Nelson Mandela was elected as the President of the new South Africa in the first free elections by the entire population. The decades of struggle saw the ebb and flow of a wide variety of strategic actions within the anti-apartheid movement. After decades of resistance to the explicitly-racist system, questions and even defections from the white power elite emerged in the 1980s as business leaders, aware of the need for a high-quality workforce and in an effort to build up a small sector of the black population, began to despair at the failure of modest reforms and increased repression. Despite its powerful security forces, mineral wealth and industrial capacity, apartheid South Africa was dependent on its nonwhite labor force, southern African neighbors, and international ties with the industrial West. As these pillars withdrew their support the regime became unsustainable.
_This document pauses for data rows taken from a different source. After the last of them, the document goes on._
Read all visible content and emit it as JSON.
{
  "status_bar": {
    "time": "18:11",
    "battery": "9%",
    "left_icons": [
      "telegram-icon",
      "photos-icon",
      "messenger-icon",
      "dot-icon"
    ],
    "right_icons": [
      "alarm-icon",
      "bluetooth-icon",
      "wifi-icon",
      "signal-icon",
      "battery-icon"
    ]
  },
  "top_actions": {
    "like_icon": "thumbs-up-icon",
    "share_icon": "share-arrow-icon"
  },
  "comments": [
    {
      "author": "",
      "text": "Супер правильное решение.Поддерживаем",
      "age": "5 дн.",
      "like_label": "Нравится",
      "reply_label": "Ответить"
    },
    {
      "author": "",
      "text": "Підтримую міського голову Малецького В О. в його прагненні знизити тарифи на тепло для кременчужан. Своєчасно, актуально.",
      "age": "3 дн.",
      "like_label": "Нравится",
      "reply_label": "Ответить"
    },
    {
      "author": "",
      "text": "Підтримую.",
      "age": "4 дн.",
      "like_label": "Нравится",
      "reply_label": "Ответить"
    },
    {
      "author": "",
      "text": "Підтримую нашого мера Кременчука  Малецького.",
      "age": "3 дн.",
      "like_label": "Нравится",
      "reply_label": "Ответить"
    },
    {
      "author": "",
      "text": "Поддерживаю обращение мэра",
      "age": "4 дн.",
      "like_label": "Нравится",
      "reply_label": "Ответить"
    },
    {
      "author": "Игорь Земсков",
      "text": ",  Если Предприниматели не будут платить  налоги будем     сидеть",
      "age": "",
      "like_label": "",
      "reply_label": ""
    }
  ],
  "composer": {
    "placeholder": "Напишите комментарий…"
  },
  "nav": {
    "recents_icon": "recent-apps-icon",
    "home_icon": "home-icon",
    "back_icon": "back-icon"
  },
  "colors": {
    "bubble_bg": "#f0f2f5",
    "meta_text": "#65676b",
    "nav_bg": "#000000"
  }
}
In the 1970s, increased labor militancy and community support for opposition forces, along with the successful 1973 strikes in Durban, demonstrated the regime’s vulnerability: brick and tile workers walked off the job one January morning, prompting first transport workers and then industrial and municipal labor to follow suit. By early February, 30,000 workers were on strike in Durban. In 1985, nonviolent pressure continued to build, with 27-year-old Mkhuseli Jack organizing boycotts of white-owned businesses in the city of Port Elizabeth. In addition to direct confrontation with the regime, resistors also created alternative community-based institutions—such as cooperatives, community clinics, legal resource centers, and other organizations—that increasingly marginalized and replaced official governmental institutions.